Your smoking doesn’t just hurt you ” it hurts your family too.
When you’re smoking, other people around you are also exposed to your cigarette smoke. When other people breathe that smoke in, this is called passive smoking.
There are three types of passive smoke produced by cigarette smoking. They are:
- Mainstream smoke ” this is smoke directly inhaled by the smoker through a burning cigarette;
- Exhaled mainstream smoke ” this is smoke breathed out by the smoker; and
- Sidestream smoke ” this is smoke which drifts from the burning end of a cigarette.
Sidestream smoke contains many cancer-causing chemicals and other toxic substances. The levels of these substances can be up to 30 times higher than the smoke being inhaled by the smoker! However, because sidestream smoke is mixed with the air before the passive smoker inhales it, they don’t get the same level of toxic chemicals as the smoker, who is inhaling them straight into their lungs. This means that smoking is still more dangerous.

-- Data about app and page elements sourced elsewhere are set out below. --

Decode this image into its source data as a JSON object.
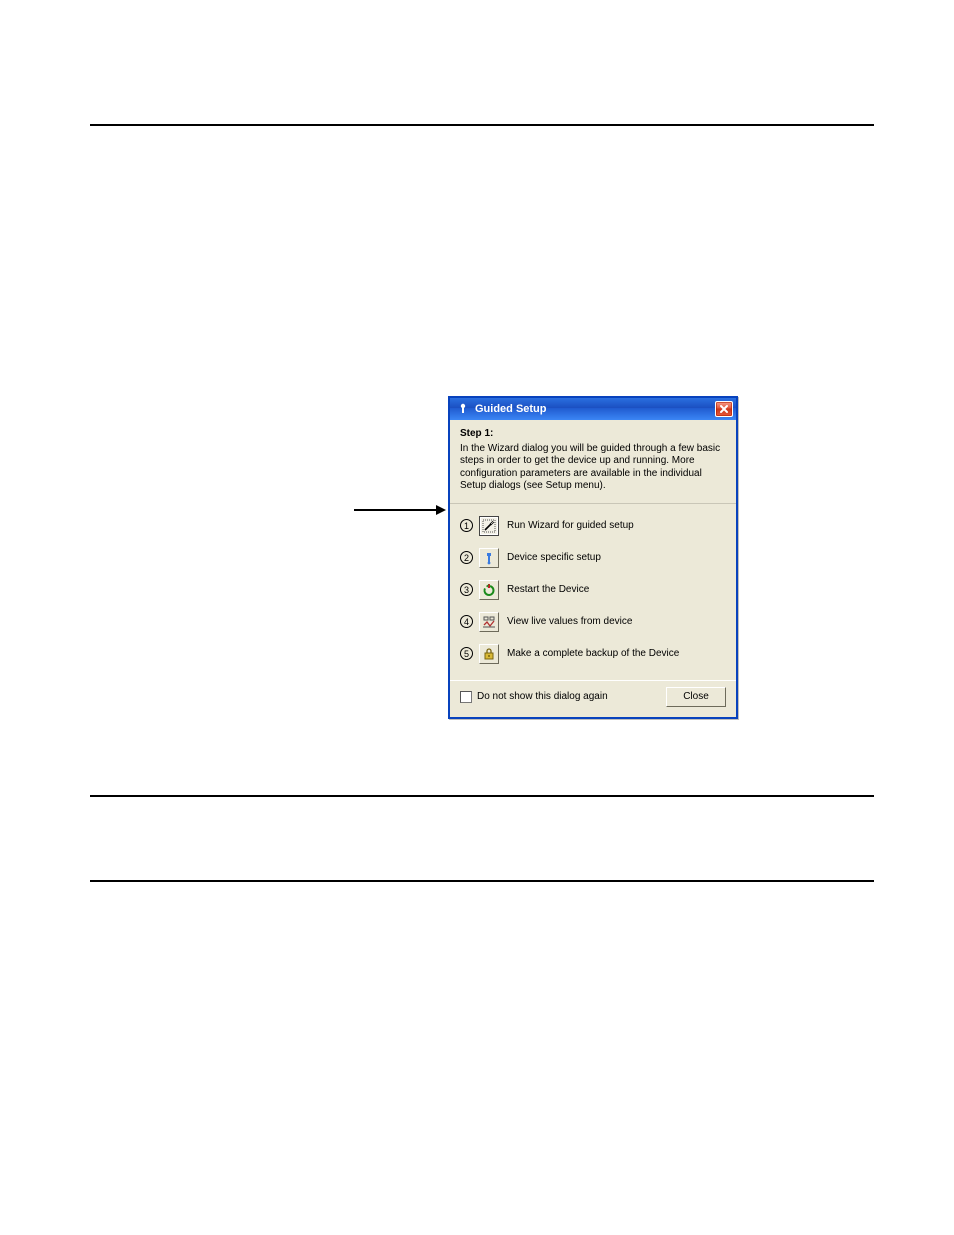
{
  "dialog": {
    "title": "Guided Setup",
    "intro": {
      "heading": "Step 1:",
      "text": "In the Wizard dialog you will be guided through a few basic steps in order to get the device up and running. More configuration parameters are available in the individual Setup dialogs (see Setup menu)."
    },
    "steps": [
      {
        "num": "1",
        "label": "Run Wizard for guided setup"
      },
      {
        "num": "2",
        "label": "Device specific setup"
      },
      {
        "num": "3",
        "label": "Restart the Device"
      },
      {
        "num": "4",
        "label": "View live values from device"
      },
      {
        "num": "5",
        "label": "Make a complete backup of the Device"
      }
    ],
    "checkbox_label": "Do not show this dialog again",
    "close_label": "Close"
  }
}
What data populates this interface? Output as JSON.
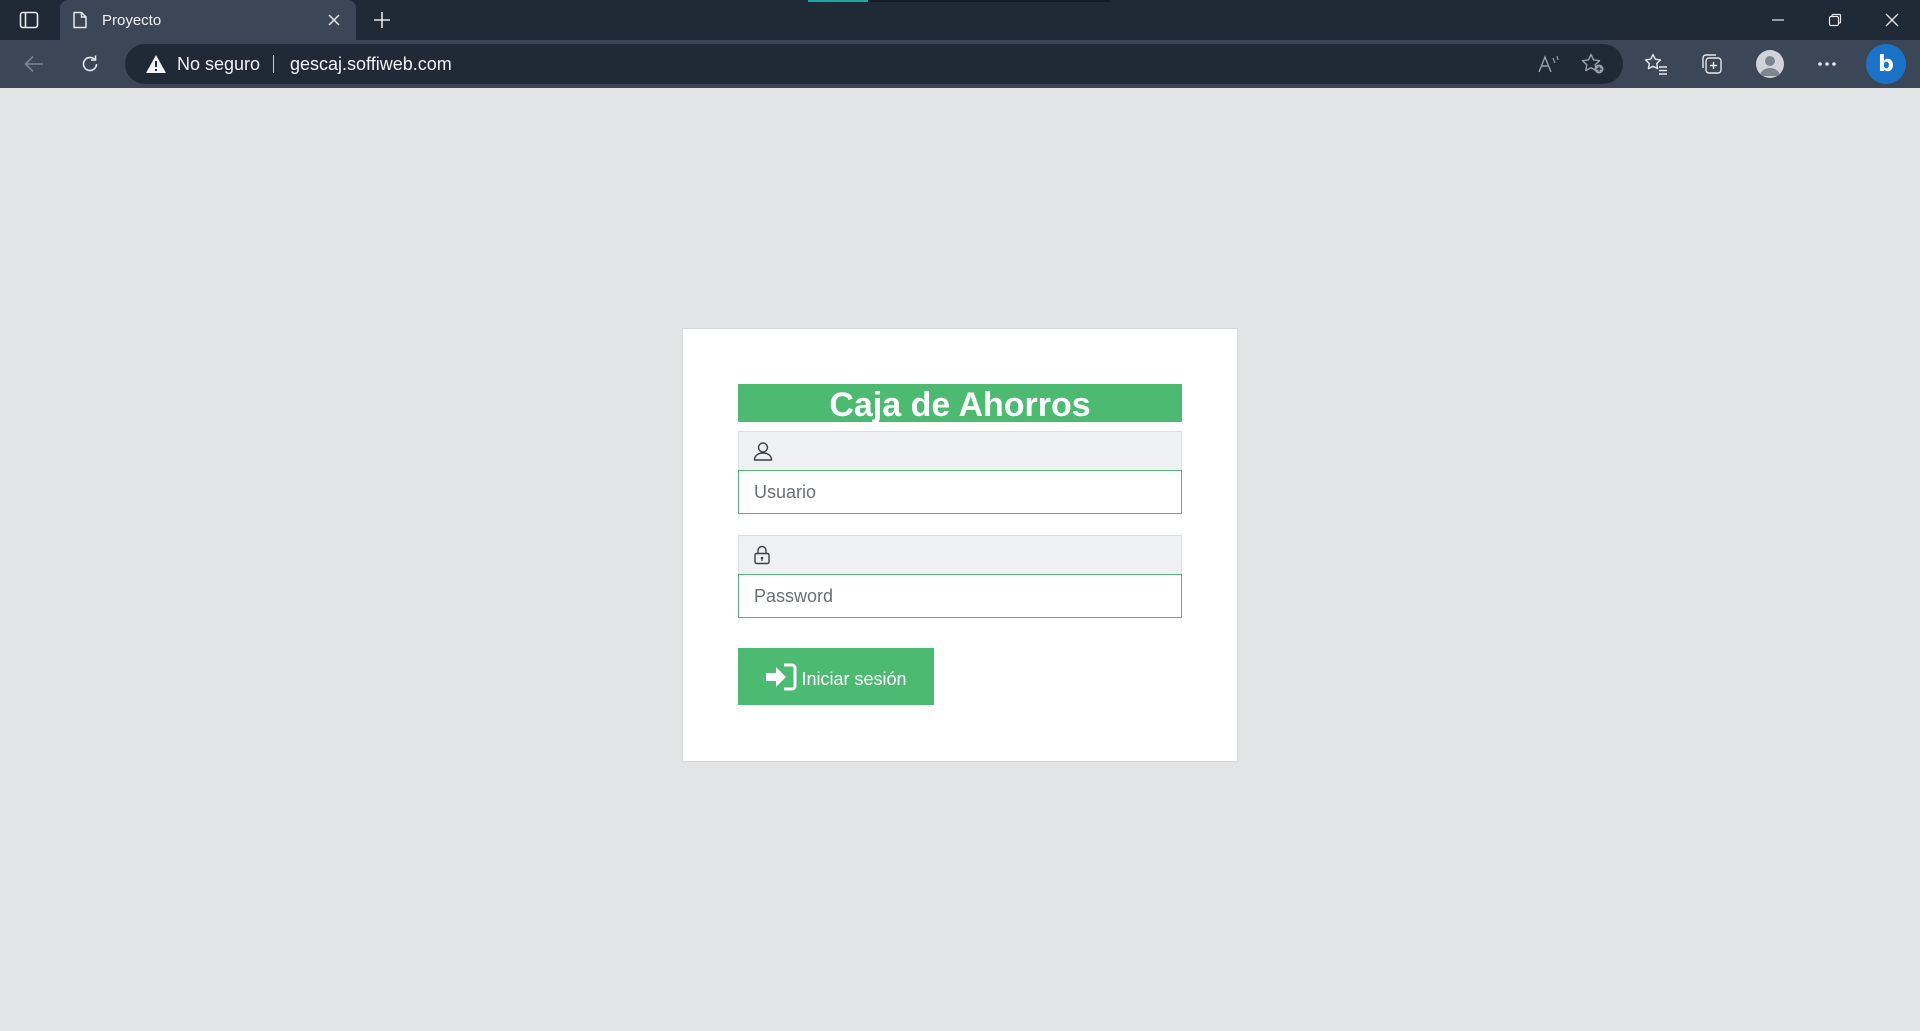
{
  "browser": {
    "tab": {
      "title": "Proyecto"
    },
    "address": {
      "security_label": "No seguro",
      "url": "gescaj.soffiweb.com"
    },
    "colors": {
      "titlebar": "#202a36",
      "toolbar": "#3b4656",
      "accent": "#19a6a6"
    }
  },
  "login": {
    "title": "Caja de Ahorros",
    "username": {
      "placeholder": "Usuario",
      "value": "",
      "icon": "user-icon"
    },
    "password": {
      "placeholder": "Password",
      "value": "",
      "icon": "lock-icon"
    },
    "submit": {
      "label": "Iniciar sesión",
      "icon": "sign-in-icon"
    },
    "colors": {
      "accent": "#4cbb71",
      "background": "#e3e4e6",
      "card": "#ffffff"
    }
  }
}
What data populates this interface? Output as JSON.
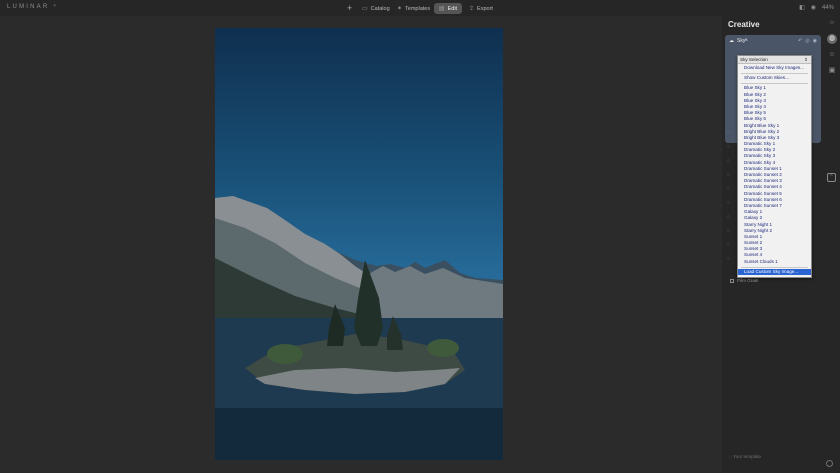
{
  "app": {
    "logo": "LUMINAR ⁴"
  },
  "topnav": {
    "add": "+",
    "items": [
      {
        "label": "Catalog",
        "icon": "folder-icon"
      },
      {
        "label": "Templates",
        "icon": "templates-icon"
      },
      {
        "label": "Edit",
        "icon": "edit-icon"
      },
      {
        "label": "Export",
        "icon": "export-icon"
      }
    ],
    "zoom": "44%"
  },
  "panel": {
    "title": "Creative",
    "sky": {
      "label": "Sky",
      "beta_mark": "ᴮ"
    },
    "film_grain": "Film Grain",
    "template_placeholder": "Your template"
  },
  "dropdown": {
    "title": "Sky Selection",
    "top_items": [
      "Download New Sky Images...",
      "Show Custom Skies..."
    ],
    "skies": [
      "Blue Sky 1",
      "Blue Sky 2",
      "Blue Sky 3",
      "Blue Sky 4",
      "Blue Sky 5",
      "Blue Sky 6",
      "Bright Blue Sky 1",
      "Bright Blue Sky 2",
      "Bright Blue Sky 3",
      "Dramatic Sky 1",
      "Dramatic Sky 2",
      "Dramatic Sky 3",
      "Dramatic Sky 4",
      "Dramatic Sunset 1",
      "Dramatic Sunset 2",
      "Dramatic Sunset 3",
      "Dramatic Sunset 4",
      "Dramatic Sunset 5",
      "Dramatic Sunset 6",
      "Dramatic Sunset 7",
      "Galaxy 1",
      "Galaxy 2",
      "Starry Night 1",
      "Starry Night 2",
      "Sunset 1",
      "Sunset 2",
      "Sunset 3",
      "Sunset 4",
      "Sunset Clouds 1"
    ],
    "load_custom": "Load Custom Sky Image..."
  },
  "colors": {
    "accent": "#2a64d2",
    "panel_bg": "#262627",
    "canvas_bg": "#2b2b2c"
  }
}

Still, just like smoking, passive smoking can cause illness and disease. Passive smoking has been shown to cause heart disease and lung cancer. There is also evidence to suggest that exposure to passive smoke can cause other forms of cancer such as cervical cancer and breast cancer, as well as miscarriage and stroke.
Passive smoking can increase the risk of Sudden Infant Death Syndrome (SIDS) in babies. Children exposed to passive smoke are at a greater risk of lung infections like bronchitis and pneumonia, and are also more likely to develop asthma. Passive smoking can also cause ear infections and coughing and wheezing.
Cigarette smoke is also irritating to the eyes and nose, and can cause headaches, nausea and sore throats in passive smokers.
The more a person is exposed to passive smoke, the more they are at risk of developing illness or disease. Children of smokers are particularly at risk.
The best way to protect your friends and family is to quit smoking. If you do choose to smoke, make sure you consider others. Don’t light up inside, in the car or around children.
If you need help to quit, call the Quitline on 131 848.